During testing, a proof-of-concept prototype was implemented within the system to mirror current electronic control units (ECU), infotainment systems and Android smartphones to efficiently evaluate performance. This meant TCG could review comparable results to real-life use cases and establish better authentication and access control, alongside stronger security measures for the vehicle.
Trusted computing for the automotive industry
Using the TPM 2.0 as a trust anchor – an authoritative entity that enforces strong security policies for accessing stored keys – enables vehicles to withstand software and hardware attacks. Within the car itself, the TPM 2.0 acts as the endpoint for all internal and external communications, conversing with the ECU and the owner’s authentication token (often a smartphone) through secured end-to-end channels over the internet or internal bus system. This helps to prevent malicious, unauthorized entities from gaining access to the vehicle or its key systems.

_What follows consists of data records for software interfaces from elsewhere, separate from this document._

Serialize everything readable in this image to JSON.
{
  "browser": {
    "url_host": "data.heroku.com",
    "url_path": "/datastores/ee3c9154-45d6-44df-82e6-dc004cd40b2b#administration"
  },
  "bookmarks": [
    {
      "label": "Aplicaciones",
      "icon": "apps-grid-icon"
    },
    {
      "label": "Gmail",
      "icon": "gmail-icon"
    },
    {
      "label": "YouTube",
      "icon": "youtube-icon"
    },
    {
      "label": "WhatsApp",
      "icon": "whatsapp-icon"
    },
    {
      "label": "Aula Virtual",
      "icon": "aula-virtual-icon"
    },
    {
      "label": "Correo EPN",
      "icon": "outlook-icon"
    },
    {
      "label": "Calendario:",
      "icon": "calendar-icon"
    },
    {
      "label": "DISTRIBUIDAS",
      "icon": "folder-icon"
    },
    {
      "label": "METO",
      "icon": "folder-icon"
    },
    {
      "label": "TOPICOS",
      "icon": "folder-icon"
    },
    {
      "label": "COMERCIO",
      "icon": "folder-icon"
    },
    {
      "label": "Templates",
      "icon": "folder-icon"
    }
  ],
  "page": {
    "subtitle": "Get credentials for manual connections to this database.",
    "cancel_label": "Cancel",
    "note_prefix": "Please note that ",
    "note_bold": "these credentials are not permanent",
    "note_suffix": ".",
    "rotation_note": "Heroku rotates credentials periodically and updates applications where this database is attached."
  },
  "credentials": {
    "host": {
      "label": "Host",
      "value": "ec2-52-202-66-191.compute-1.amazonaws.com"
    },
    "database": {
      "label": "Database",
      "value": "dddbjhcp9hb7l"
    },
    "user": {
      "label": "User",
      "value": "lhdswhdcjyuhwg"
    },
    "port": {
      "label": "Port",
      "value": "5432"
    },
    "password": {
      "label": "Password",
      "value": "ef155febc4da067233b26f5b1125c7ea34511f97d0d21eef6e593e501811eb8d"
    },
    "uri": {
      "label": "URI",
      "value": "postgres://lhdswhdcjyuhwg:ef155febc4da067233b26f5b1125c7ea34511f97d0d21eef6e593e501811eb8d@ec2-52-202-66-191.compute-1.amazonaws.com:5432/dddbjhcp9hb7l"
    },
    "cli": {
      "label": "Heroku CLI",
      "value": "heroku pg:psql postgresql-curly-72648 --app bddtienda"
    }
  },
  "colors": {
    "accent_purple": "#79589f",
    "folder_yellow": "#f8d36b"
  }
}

Through systems like the one devised by the TCG, manufacturers can trust the keys used within the in-vehicle network remain symmetric, meaning the existing protocols and architecture of the car remain untouched. This is because the keys used in the protocols can now be safely stored and accessed within the RoT. Applicable to general car or fleet sharing applications where it can be used to authenticate the immobilisers of non-autonomous vehicles, the system allows users to start the engine when required, empowering the autonomous ride-sharing concepts of the future.